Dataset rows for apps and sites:
◇ ◇ ◇ ◇

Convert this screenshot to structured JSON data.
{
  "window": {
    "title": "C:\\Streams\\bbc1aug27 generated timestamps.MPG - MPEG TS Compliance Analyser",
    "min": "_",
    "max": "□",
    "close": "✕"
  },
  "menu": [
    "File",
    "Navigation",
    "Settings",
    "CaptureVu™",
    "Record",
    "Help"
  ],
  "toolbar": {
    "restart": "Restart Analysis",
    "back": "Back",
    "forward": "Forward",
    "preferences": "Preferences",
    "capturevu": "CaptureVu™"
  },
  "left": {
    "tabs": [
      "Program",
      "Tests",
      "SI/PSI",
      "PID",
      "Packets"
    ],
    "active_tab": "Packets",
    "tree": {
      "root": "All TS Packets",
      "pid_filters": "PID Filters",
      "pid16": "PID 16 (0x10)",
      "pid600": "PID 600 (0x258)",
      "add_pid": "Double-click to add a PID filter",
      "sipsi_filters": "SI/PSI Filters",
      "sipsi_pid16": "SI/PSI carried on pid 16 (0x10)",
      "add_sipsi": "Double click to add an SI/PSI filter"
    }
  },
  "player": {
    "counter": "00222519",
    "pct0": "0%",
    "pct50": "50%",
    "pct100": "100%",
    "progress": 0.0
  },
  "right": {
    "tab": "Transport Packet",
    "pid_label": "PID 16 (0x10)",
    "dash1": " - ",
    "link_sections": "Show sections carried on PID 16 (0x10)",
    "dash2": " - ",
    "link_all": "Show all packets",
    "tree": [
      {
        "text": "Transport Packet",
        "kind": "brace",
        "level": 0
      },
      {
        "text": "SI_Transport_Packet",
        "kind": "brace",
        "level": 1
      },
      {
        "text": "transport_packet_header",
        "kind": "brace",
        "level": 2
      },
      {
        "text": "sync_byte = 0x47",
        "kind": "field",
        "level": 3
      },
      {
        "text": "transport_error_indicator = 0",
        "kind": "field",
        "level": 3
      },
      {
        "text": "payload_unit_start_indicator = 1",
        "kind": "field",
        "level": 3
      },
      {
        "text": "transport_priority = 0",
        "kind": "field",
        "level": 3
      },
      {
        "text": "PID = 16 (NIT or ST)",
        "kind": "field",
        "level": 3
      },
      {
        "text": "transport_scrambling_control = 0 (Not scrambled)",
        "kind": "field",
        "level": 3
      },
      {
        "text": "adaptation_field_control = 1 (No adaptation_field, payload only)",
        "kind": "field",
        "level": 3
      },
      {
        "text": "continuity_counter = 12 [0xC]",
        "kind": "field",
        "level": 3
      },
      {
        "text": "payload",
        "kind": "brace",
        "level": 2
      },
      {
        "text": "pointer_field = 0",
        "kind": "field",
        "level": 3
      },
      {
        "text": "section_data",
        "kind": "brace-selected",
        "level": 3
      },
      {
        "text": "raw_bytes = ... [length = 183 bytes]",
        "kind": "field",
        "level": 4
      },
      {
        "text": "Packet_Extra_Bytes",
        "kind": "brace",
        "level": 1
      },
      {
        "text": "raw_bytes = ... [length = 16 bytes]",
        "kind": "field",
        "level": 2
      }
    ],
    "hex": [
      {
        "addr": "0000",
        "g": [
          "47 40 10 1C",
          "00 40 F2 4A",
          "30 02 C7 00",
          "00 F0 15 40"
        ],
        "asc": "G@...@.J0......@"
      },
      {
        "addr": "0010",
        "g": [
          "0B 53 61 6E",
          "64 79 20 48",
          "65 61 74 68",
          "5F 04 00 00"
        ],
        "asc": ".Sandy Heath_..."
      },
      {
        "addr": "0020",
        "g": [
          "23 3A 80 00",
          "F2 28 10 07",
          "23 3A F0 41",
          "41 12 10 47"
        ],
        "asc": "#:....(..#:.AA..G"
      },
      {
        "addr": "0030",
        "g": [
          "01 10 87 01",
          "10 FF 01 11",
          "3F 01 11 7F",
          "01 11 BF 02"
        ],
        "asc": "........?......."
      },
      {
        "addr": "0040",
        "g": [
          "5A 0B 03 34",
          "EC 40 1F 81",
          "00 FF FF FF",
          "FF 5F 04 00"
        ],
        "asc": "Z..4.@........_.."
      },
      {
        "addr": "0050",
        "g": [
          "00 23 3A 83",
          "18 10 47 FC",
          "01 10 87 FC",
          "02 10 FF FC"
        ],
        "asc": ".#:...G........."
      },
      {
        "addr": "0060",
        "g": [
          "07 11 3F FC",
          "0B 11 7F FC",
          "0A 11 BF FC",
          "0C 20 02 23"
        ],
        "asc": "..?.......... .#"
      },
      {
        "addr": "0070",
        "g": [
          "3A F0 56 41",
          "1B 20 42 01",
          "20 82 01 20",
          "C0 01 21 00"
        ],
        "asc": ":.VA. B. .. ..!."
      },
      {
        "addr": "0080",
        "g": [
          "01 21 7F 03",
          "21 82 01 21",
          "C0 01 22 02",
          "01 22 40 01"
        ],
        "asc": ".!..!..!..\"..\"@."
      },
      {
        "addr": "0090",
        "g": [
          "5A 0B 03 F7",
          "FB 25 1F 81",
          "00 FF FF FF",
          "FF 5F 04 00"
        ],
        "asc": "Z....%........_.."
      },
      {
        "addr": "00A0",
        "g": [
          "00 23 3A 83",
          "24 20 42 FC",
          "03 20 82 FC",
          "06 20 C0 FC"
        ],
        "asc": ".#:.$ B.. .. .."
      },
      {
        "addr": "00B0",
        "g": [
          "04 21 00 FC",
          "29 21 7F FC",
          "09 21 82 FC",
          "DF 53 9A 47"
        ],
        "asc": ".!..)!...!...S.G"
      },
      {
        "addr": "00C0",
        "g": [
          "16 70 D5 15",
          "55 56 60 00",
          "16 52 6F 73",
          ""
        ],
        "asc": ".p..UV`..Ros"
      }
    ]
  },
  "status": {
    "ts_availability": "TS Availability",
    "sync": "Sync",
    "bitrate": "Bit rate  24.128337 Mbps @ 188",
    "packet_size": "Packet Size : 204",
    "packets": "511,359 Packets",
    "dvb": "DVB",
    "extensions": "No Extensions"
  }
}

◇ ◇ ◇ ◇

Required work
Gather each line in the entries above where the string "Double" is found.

Written response
      "add_pid": "Double-click to add a PID filter",
      "add_sipsi": "Double click to add an SI/PSI filter"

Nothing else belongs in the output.